by: Carolynn Kingyens
These two poems by Carolynn KIngyens offer the reader the possibility of reconsidering how we understand everything from our most quotidian moments to our deeply held sense of our fragility and failings: “I think this must be the abundant life/” where “possibilities are found everywhere.”
I have enough time
before all the bananas go black
in the cracked, cerulean bowl –
a Brooklyn treasure
found on a stranger’s stoop.
Here, front stoop means free stuff.
Here, fruit is an hour glass.
Here, Seal is Morpheus.
We’re never going to survive
unless we get a little crazy.
And I am crazy
about squid and shitake,
sinew and cartilage;
not caring what I look like - sucking the fishbone-broth dry like a savage,
double-fisting the pretty, embroidered bowl.
I don’t know why I keep bowing to our kind host,
or why we keep making the same sake toast,
until you do your best, shit-faced De Niro,
until I see you in new light.
I walk the extra blocks back,
if only to listen to the bells of St. Agnes
a little longer.
I think this must be the abundant life,
when His cup overflows,
and possibilities are found everywhere.
Small as a Mouse
Bigger you give, bigger you get
We’re boss at denial but best at forget
Cupboard is empty, we really need food

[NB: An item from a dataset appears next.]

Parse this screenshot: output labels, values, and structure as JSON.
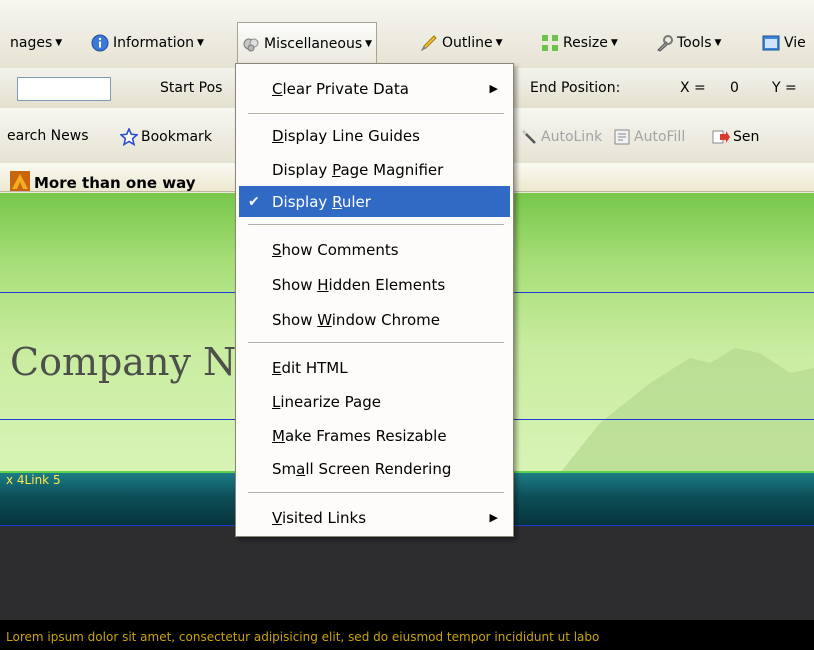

Summer is winter and you always knew
Little Things – Bush
I mistook tolerance as love
for so long that I grew small and quiet
as a mouse making a home
inside a load-bearing wall,
content with my matchstick bed
and wedge of sweet swiss.
My high frequency heartbeat
tortured the cat, but sadly
no one else in that house.
Even now, I sometimes catch myself
Apologizing, inappropriately, for other people’s offenses –
Sorry, you bumped into me.
Sorry, you hid my keys when you got so angry,
getting off watching my face pulse with fear
at the thought of losing my mind like my mother
and my mother’s mother.
Sorry, for spreading lies so convincingly
I lost my past and present at once.
My atheist friend, by contrast, grew stoic and unmovable
as a Brooklyn brownstone.
Once, over coffee, she told me she believed that faith
came down to one’s genes, not one’s heart.
That night, we were two shadows lost in conversation –
one big as a building,
the other small as a mouse.
Carolynn Kingyens’ poems have appeared in Boxcar Poetry Review, Schuylkill Valley Journal, Word Riot, Glass Journal and The Potomac. She lives in NYC with her husband of almost 19 years, two amazing daughters, an old cat and a young rescue dog.